**GIVEN INFORMATION**:
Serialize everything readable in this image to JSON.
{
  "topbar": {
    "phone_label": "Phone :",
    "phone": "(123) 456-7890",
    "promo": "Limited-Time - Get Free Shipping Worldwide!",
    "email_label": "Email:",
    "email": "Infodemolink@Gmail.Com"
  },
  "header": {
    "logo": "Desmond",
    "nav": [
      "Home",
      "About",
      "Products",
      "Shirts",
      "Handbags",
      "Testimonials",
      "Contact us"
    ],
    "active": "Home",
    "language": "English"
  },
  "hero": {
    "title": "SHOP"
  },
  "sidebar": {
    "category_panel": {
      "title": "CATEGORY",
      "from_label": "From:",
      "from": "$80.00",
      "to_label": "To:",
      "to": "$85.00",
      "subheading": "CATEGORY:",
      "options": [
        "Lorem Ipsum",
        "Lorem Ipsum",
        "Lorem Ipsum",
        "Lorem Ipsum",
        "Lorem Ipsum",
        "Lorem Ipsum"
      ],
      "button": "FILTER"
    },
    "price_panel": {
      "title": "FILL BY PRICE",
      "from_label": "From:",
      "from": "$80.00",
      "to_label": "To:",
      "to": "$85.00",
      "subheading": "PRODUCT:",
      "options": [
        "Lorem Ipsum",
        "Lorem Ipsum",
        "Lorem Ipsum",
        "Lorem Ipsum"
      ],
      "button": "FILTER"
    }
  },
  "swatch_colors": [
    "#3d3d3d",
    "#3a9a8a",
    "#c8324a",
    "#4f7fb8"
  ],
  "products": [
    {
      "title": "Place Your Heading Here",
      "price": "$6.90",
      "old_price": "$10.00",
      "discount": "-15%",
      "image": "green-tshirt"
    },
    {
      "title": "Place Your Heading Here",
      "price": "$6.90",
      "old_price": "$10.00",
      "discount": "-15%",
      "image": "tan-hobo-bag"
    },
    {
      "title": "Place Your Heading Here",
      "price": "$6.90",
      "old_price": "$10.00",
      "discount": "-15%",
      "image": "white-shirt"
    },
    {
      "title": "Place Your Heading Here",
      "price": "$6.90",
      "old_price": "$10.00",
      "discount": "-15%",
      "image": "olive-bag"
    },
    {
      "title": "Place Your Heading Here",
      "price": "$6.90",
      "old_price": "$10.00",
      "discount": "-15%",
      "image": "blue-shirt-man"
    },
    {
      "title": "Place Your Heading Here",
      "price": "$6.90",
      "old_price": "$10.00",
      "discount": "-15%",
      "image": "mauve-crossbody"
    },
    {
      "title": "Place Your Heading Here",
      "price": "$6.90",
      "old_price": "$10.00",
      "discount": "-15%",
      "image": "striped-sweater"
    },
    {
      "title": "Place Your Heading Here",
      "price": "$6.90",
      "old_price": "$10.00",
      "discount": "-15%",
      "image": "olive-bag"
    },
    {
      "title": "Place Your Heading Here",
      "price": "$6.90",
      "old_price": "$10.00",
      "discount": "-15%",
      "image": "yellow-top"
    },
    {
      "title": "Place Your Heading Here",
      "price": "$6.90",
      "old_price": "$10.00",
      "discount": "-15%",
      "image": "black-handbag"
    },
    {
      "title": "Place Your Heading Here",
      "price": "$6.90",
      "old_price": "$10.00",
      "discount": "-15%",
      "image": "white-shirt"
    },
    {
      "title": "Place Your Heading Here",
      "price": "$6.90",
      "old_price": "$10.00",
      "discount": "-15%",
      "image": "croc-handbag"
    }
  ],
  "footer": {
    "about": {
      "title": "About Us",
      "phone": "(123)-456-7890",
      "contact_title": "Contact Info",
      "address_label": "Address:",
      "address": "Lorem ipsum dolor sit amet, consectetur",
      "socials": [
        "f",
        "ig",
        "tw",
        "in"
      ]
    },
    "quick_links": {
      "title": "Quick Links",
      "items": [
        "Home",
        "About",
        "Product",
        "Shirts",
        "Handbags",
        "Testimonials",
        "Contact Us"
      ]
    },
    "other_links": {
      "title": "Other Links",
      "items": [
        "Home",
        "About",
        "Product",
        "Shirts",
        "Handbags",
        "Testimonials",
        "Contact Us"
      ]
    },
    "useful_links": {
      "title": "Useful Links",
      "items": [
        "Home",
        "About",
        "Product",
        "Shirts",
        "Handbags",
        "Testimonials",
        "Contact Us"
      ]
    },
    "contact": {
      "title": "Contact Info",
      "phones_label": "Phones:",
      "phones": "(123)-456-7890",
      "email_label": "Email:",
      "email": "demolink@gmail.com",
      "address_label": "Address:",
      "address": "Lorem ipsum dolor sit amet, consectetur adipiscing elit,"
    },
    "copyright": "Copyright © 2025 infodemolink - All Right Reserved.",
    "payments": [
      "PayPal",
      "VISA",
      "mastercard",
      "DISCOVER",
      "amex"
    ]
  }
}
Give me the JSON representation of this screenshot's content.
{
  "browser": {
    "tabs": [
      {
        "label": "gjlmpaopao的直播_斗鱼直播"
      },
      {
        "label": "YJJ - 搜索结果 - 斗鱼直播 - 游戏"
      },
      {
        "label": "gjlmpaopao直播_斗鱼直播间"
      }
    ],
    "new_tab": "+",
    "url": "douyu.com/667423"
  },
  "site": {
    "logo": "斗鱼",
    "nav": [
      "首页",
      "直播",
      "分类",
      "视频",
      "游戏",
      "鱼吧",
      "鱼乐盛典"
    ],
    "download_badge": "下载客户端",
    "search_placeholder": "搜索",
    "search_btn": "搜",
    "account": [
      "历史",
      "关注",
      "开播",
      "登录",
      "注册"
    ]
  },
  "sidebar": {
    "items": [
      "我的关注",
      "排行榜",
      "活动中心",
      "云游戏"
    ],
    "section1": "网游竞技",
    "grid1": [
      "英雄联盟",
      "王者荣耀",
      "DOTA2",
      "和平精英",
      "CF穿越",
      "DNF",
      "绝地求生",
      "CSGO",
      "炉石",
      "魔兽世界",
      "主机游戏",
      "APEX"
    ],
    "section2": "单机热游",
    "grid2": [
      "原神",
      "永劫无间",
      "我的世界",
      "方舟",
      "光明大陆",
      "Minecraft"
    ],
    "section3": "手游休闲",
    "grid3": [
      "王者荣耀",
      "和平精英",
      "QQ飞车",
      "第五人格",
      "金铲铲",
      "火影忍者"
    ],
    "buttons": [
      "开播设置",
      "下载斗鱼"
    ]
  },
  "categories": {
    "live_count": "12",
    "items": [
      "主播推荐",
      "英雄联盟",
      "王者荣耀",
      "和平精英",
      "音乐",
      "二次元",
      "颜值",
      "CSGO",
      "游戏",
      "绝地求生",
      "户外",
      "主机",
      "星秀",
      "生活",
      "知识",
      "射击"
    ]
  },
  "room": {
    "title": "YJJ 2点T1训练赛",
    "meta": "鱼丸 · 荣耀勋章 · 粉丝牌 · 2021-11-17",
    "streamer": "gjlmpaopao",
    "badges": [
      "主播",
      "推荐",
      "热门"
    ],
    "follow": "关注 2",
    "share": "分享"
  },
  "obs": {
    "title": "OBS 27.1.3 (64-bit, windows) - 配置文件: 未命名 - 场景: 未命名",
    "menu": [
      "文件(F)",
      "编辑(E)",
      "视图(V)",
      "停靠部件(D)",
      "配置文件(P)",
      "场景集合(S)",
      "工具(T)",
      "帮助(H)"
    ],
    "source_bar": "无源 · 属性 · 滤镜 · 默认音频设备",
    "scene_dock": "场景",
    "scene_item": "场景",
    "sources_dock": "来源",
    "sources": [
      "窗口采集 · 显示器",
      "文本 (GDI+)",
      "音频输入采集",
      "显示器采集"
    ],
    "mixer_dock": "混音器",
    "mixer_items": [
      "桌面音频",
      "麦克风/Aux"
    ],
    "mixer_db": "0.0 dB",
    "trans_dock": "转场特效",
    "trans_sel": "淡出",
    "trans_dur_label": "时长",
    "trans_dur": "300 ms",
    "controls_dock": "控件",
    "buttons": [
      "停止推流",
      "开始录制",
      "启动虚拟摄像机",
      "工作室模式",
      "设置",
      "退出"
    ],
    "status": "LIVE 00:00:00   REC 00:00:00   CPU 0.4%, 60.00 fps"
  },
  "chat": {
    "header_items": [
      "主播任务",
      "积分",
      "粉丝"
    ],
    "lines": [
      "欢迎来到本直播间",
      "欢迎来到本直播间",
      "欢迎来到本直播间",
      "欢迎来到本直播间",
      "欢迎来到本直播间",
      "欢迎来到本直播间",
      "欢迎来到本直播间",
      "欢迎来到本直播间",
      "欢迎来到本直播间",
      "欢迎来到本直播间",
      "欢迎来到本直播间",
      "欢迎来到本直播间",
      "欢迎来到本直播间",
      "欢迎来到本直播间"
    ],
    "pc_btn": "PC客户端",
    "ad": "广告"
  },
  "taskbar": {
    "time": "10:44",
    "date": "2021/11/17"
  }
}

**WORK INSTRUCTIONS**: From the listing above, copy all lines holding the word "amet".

**RESPONSE TO THIS TASK**:
      "address": "Lorem ipsum dolor sit amet, consectetur",
      "address": "Lorem ipsum dolor sit amet, consectetur adipiscing elit,"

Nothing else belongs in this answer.